DIRECTIONS FOR THIS TASK:
Search the entries below for the word "chart" and copy every line where it appears.

======== EXERCISE DATA

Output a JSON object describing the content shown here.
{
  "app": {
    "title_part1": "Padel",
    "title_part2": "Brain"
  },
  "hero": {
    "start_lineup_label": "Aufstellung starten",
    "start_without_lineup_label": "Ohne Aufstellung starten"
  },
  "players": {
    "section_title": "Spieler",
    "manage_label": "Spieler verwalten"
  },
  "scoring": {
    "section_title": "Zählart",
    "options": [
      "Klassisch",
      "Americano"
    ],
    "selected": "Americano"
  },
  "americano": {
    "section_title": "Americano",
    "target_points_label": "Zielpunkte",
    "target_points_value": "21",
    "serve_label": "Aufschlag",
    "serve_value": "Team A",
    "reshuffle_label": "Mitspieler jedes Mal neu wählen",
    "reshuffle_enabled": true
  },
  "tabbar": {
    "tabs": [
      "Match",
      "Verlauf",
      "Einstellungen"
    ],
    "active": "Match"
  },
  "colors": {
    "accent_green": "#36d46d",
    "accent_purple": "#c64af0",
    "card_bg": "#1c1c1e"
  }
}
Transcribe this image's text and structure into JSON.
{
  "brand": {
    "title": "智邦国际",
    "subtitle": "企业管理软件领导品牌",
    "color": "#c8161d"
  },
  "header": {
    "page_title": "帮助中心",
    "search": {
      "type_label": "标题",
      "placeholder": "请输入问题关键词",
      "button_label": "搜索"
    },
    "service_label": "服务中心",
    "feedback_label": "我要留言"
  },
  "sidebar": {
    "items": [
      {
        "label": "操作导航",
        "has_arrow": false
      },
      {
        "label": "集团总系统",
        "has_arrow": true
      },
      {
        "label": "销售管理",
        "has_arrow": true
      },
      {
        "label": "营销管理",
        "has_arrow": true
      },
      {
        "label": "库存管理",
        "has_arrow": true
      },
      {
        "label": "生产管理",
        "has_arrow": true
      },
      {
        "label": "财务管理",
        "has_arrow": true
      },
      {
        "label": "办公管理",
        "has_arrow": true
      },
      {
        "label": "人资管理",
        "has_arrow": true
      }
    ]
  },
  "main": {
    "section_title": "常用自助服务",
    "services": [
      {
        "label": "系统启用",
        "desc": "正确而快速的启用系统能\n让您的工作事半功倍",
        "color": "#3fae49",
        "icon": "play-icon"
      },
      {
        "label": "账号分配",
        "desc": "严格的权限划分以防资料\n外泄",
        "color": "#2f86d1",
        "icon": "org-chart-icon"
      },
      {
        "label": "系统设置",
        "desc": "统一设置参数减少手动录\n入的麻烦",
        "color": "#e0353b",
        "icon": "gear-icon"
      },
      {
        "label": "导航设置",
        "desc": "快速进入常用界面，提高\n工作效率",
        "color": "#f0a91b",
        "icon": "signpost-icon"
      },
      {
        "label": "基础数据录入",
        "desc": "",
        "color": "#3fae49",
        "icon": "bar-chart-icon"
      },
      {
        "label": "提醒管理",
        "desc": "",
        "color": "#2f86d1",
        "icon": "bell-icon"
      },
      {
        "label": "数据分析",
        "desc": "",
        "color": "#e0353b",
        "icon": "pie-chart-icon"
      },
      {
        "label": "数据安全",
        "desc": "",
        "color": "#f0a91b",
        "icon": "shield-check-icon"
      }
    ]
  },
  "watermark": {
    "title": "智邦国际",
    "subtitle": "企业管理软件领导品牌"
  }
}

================

WRITTEN RESPONSE:
        "icon": "org-chart-icon"
        "icon": "bar-chart-icon"
        "icon": "pie-chart-icon"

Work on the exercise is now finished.